> **What is needed**
Copy out every line holding the string "default" from the records below.

> **Raw data**

-*-*-

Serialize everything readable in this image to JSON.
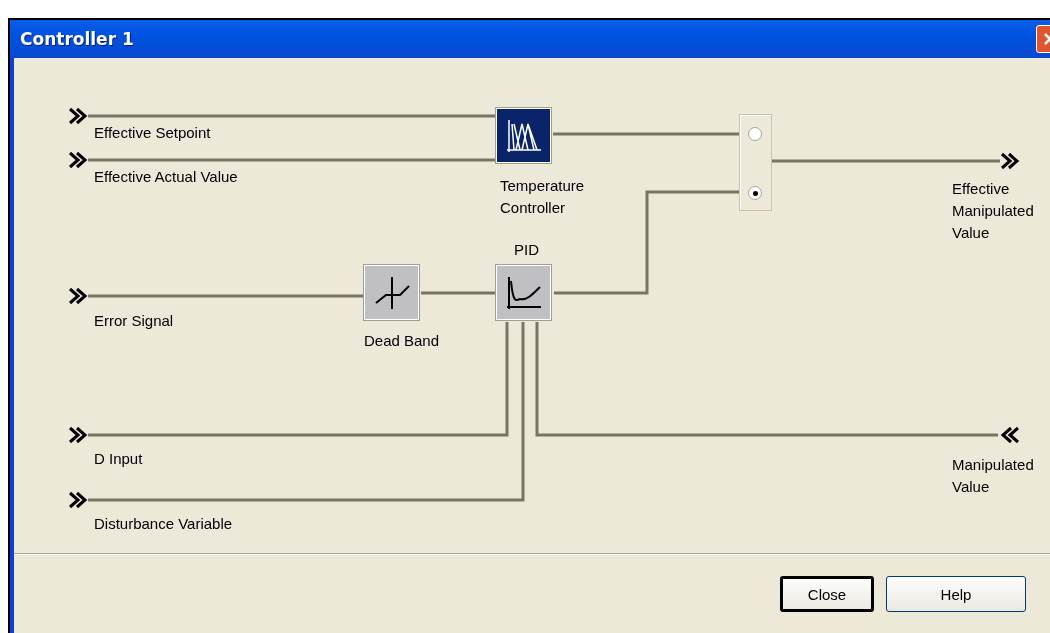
{
  "window": {
    "title": "Controller 1"
  },
  "diagram": {
    "inputs": [
      {
        "label": "Effective Setpoint"
      },
      {
        "label": "Effective Actual Value"
      },
      {
        "label": "Error Signal"
      },
      {
        "label": "D Input"
      },
      {
        "label": "Disturbance Variable"
      }
    ],
    "blocks": [
      {
        "kind": "fuzzy",
        "label": "Temperature Controller",
        "selected": true
      },
      {
        "kind": "deadband",
        "label": "Dead Band",
        "selected": false
      },
      {
        "kind": "pid",
        "label": "PID",
        "selected": false
      }
    ],
    "selector": {
      "options": [
        {
          "selected": false
        },
        {
          "selected": true
        }
      ]
    },
    "outputs": [
      {
        "label": "Effective Manipulated Value",
        "kind": "outgoing"
      },
      {
        "label": "Manipulated Value",
        "kind": "incoming"
      }
    ]
  },
  "buttons": [
    {
      "label": "Close",
      "default": true
    },
    {
      "label": "Help",
      "default": false
    }
  ]
}
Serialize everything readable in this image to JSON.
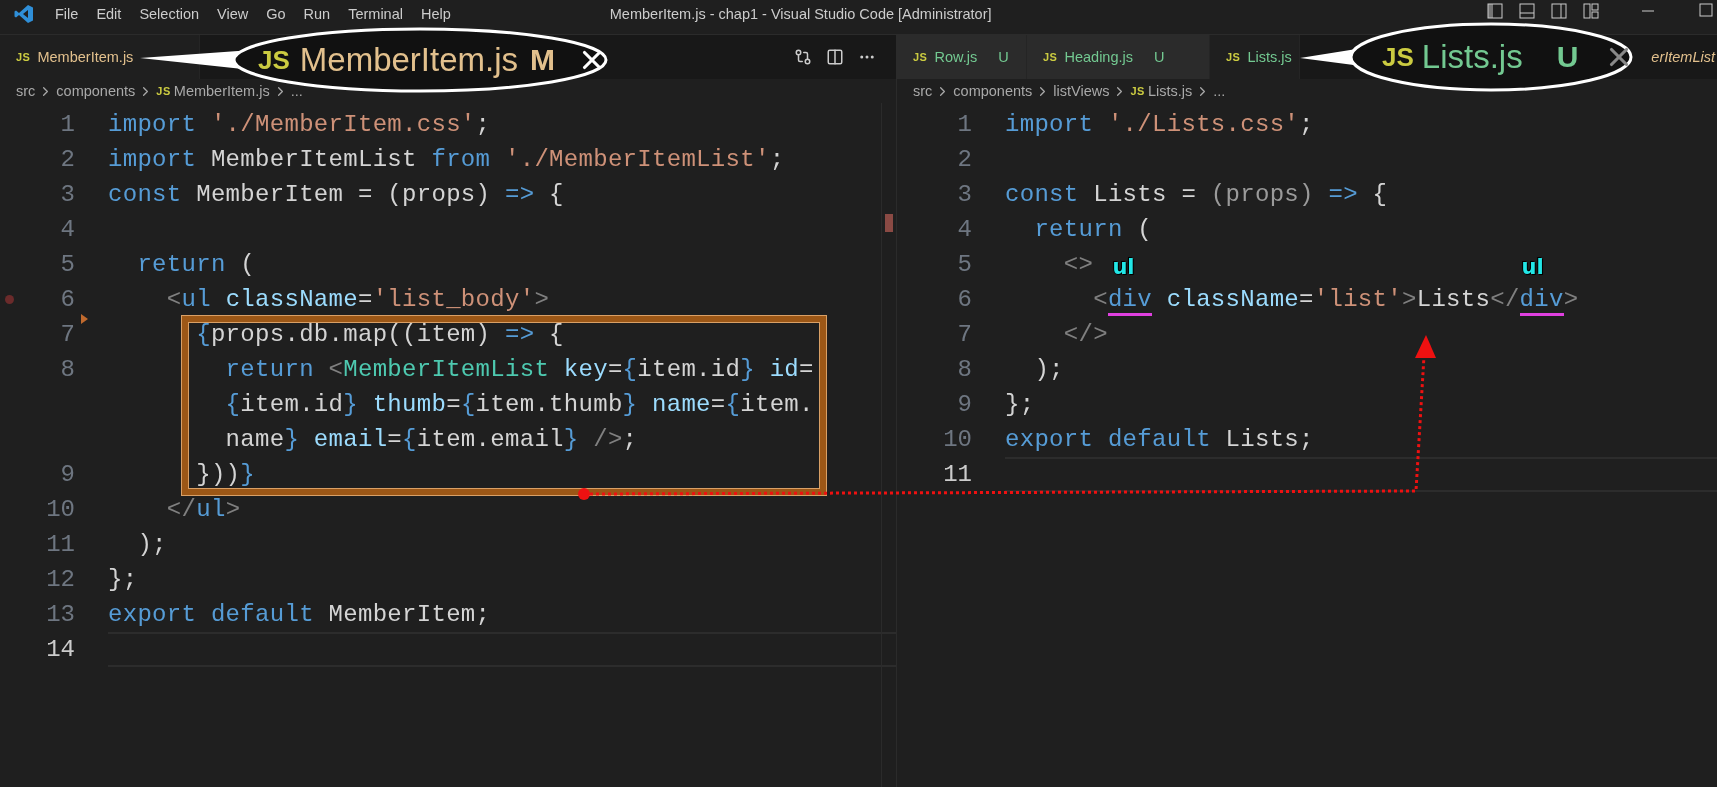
{
  "title_bar": {
    "menu": [
      "File",
      "Edit",
      "Selection",
      "View",
      "Go",
      "Run",
      "Terminal",
      "Help"
    ],
    "title": "MemberItem.js - chap1 - Visual Studio Code [Administrator]"
  },
  "editors": [
    {
      "actions_visible": true,
      "tabs": [
        {
          "icon_text": "JS",
          "label": "MemberItem.js",
          "color": "#e2c08d",
          "selected": true,
          "preview": false
        }
      ],
      "breadcrumbs": [
        {
          "label": "src"
        },
        {
          "label": "components"
        },
        {
          "label": "MemberItem.js",
          "icon_text": "JS"
        },
        {
          "label": "..."
        }
      ],
      "lines": [
        {
          "number": "1",
          "current": false,
          "rows": [
            {
              "tokens": [
                {
                  "kind": "kw",
                  "text": "import "
                },
                {
                  "kind": "str",
                  "text": "'./MemberItem.css'"
                },
                {
                  "kind": "plain",
                  "text": ";"
                }
              ]
            }
          ]
        },
        {
          "number": "2",
          "current": false,
          "rows": [
            {
              "tokens": [
                {
                  "kind": "kw",
                  "text": "import"
                },
                {
                  "kind": "plain",
                  "text": " MemberItemList "
                },
                {
                  "kind": "kw",
                  "text": "from "
                },
                {
                  "kind": "str",
                  "text": "'./MemberItemList'"
                },
                {
                  "kind": "plain",
                  "text": ";"
                }
              ]
            }
          ]
        },
        {
          "number": "3",
          "current": false,
          "rows": [
            {
              "tokens": [
                {
                  "kind": "kw",
                  "text": "const"
                },
                {
                  "kind": "plain",
                  "text": " MemberItem = (props) "
                },
                {
                  "kind": "kw",
                  "text": "=>"
                },
                {
                  "kind": "plain",
                  "text": " {"
                }
              ]
            }
          ]
        },
        {
          "number": "4",
          "current": false
        },
        {
          "number": "5",
          "current": false,
          "rows": [
            {
              "tokens": [
                {
                  "kind": "kw",
                  "text": "  return"
                },
                {
                  "kind": "plain",
                  "text": " ("
                }
              ]
            }
          ]
        },
        {
          "number": "6",
          "current": false,
          "breakpoint": true,
          "rows": [
            {
              "tokens": [
                {
                  "kind": "punct",
                  "text": "    <"
                },
                {
                  "kind": "tag",
                  "text": "ul "
                },
                {
                  "kind": "attr",
                  "text": "className"
                },
                {
                  "kind": "plain",
                  "text": "="
                },
                {
                  "kind": "str",
                  "text": "'list_body'"
                },
                {
                  "kind": "punct",
                  "text": ">"
                }
              ]
            }
          ]
        },
        {
          "number": "7",
          "current": false,
          "fold_marker": true,
          "rows": [
            {
              "tokens": [
                {
                  "kind": "brace",
                  "text": "      {"
                },
                {
                  "kind": "plain",
                  "text": "props.db.map((item) "
                },
                {
                  "kind": "kw",
                  "text": "=>"
                },
                {
                  "kind": "plain",
                  "text": " {"
                }
              ]
            }
          ]
        },
        {
          "number": "8",
          "current": false,
          "rows": [
            {
              "tokens": [
                {
                  "kind": "kw",
                  "text": "        return "
                },
                {
                  "kind": "punct",
                  "text": "<"
                },
                {
                  "kind": "comp",
                  "text": "MemberItemList "
                },
                {
                  "kind": "attr",
                  "text": "key"
                },
                {
                  "kind": "plain",
                  "text": "="
                },
                {
                  "kind": "brace",
                  "text": "{"
                },
                {
                  "kind": "plain",
                  "text": "item.id"
                },
                {
                  "kind": "brace",
                  "text": "} "
                },
                {
                  "kind": "attr",
                  "text": "id"
                },
                {
                  "kind": "plain",
                  "text": "="
                }
              ]
            },
            {
              "tokens": [
                {
                  "kind": "brace",
                  "text": "        {"
                },
                {
                  "kind": "plain",
                  "text": "item.id"
                },
                {
                  "kind": "brace",
                  "text": "} "
                },
                {
                  "kind": "attr",
                  "text": "thumb"
                },
                {
                  "kind": "plain",
                  "text": "="
                },
                {
                  "kind": "brace",
                  "text": "{"
                },
                {
                  "kind": "plain",
                  "text": "item.thumb"
                },
                {
                  "kind": "brace",
                  "text": "} "
                },
                {
                  "kind": "attr",
                  "text": "name"
                },
                {
                  "kind": "plain",
                  "text": "="
                },
                {
                  "kind": "brace",
                  "text": "{"
                },
                {
                  "kind": "plain",
                  "text": "item."
                }
              ]
            },
            {
              "tokens": [
                {
                  "kind": "plain",
                  "text": "        name"
                },
                {
                  "kind": "brace",
                  "text": "} "
                },
                {
                  "kind": "attr",
                  "text": "email"
                },
                {
                  "kind": "plain",
                  "text": "="
                },
                {
                  "kind": "brace",
                  "text": "{"
                },
                {
                  "kind": "plain",
                  "text": "item.email"
                },
                {
                  "kind": "brace",
                  "text": "} "
                },
                {
                  "kind": "punct",
                  "text": "/>"
                },
                {
                  "kind": "plain",
                  "text": ";"
                }
              ]
            }
          ]
        },
        {
          "number": "9",
          "current": false,
          "rows": [
            {
              "tokens": [
                {
                  "kind": "plain",
                  "text": "      }))"
                },
                {
                  "kind": "brace",
                  "text": "}"
                }
              ]
            }
          ]
        },
        {
          "number": "10",
          "current": false,
          "rows": [
            {
              "tokens": [
                {
                  "kind": "punct",
                  "text": "    </"
                },
                {
                  "kind": "tag",
                  "text": "ul"
                },
                {
                  "kind": "punct",
                  "text": ">"
                }
              ]
            }
          ]
        },
        {
          "number": "11",
          "current": false,
          "rows": [
            {
              "tokens": [
                {
                  "kind": "plain",
                  "text": "  );"
                }
              ]
            }
          ]
        },
        {
          "number": "12",
          "current": false,
          "rows": [
            {
              "tokens": [
                {
                  "kind": "plain",
                  "text": "};"
                }
              ]
            }
          ]
        },
        {
          "number": "13",
          "current": false,
          "rows": [
            {
              "tokens": [
                {
                  "kind": "kw",
                  "text": "export default"
                },
                {
                  "kind": "plain",
                  "text": " MemberItem;"
                }
              ]
            }
          ]
        },
        {
          "number": "14",
          "current": true
        }
      ]
    },
    {
      "tabs": [
        {
          "icon_text": "JS",
          "label": "Row.js",
          "badge": "U",
          "color": "#73c991",
          "selected": false,
          "preview": false
        },
        {
          "icon_text": "JS",
          "label": "Heading.js",
          "badge": "U",
          "color": "#73c991",
          "selected": false,
          "preview": false
        },
        {
          "icon_text": "JS",
          "label": "Lists.js",
          "color": "#73c991",
          "selected": true,
          "preview": false
        },
        {
          "label": "erItemList",
          "color": "#e2c08d",
          "selected": false,
          "preview": true
        }
      ],
      "breadcrumbs": [
        {
          "label": "src"
        },
        {
          "label": "components"
        },
        {
          "label": "listViews"
        },
        {
          "label": "Lists.js",
          "icon_text": "JS"
        },
        {
          "label": "..."
        }
      ],
      "lines": [
        {
          "number": "1",
          "current": false,
          "rows": [
            {
              "tokens": [
                {
                  "kind": "kw",
                  "text": "import "
                },
                {
                  "kind": "str",
                  "text": "'./Lists.css'"
                },
                {
                  "kind": "plain",
                  "text": ";"
                }
              ]
            }
          ]
        },
        {
          "number": "2",
          "current": false
        },
        {
          "number": "3",
          "current": false,
          "rows": [
            {
              "tokens": [
                {
                  "kind": "kw",
                  "text": "const"
                },
                {
                  "kind": "plain",
                  "text": " Lists = "
                },
                {
                  "kind": "dim",
                  "text": "(props) "
                },
                {
                  "kind": "kw",
                  "text": "=>"
                },
                {
                  "kind": "plain",
                  "text": " {"
                }
              ]
            }
          ]
        },
        {
          "number": "4",
          "current": false,
          "rows": [
            {
              "tokens": [
                {
                  "kind": "kw",
                  "text": "  return"
                },
                {
                  "kind": "plain",
                  "text": " ("
                }
              ]
            }
          ]
        },
        {
          "number": "5",
          "current": false,
          "rows": [
            {
              "tokens": [
                {
                  "kind": "punct",
                  "text": "    <>"
                }
              ]
            }
          ]
        },
        {
          "number": "6",
          "current": false,
          "rows": [
            {
              "tokens": [
                {
                  "kind": "punct",
                  "text": "      <"
                },
                {
                  "kind": "tag",
                  "text": "div",
                  "underline": true,
                  "label": "ul"
                },
                {
                  "kind": "attr",
                  "text": " className"
                },
                {
                  "kind": "plain",
                  "text": "="
                },
                {
                  "kind": "str",
                  "text": "'list'"
                },
                {
                  "kind": "punct",
                  "text": ">"
                },
                {
                  "kind": "plain",
                  "text": "Lists"
                },
                {
                  "kind": "punct",
                  "text": "</"
                },
                {
                  "kind": "tag",
                  "text": "div",
                  "underline": true,
                  "label": "ul"
                },
                {
                  "kind": "punct",
                  "text": ">"
                }
              ]
            }
          ]
        },
        {
          "number": "7",
          "current": false,
          "rows": [
            {
              "tokens": [
                {
                  "kind": "punct",
                  "text": "    </>"
                }
              ]
            }
          ]
        },
        {
          "number": "8",
          "current": false,
          "rows": [
            {
              "tokens": [
                {
                  "kind": "plain",
                  "text": "  );"
                }
              ]
            }
          ]
        },
        {
          "number": "9",
          "current": false,
          "rows": [
            {
              "tokens": [
                {
                  "kind": "plain",
                  "text": "};"
                }
              ]
            }
          ]
        },
        {
          "number": "10",
          "current": false,
          "rows": [
            {
              "tokens": [
                {
                  "kind": "kw",
                  "text": "export default"
                },
                {
                  "kind": "plain",
                  "text": " Lists;"
                }
              ]
            }
          ]
        },
        {
          "number": "11",
          "current": true
        }
      ]
    }
  ],
  "callouts": [
    {
      "icon_text": "JS",
      "label": "MemberItem.js",
      "badge": "M",
      "color": "#e2c08d",
      "focused": true
    },
    {
      "icon_text": "JS",
      "label": "Lists.js",
      "badge": "U",
      "color": "#73c991",
      "focused": false
    }
  ]
}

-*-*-

> **Exercise result**
      "default": true
      "default": false
                  "text": "export default"
                  "text": "export default"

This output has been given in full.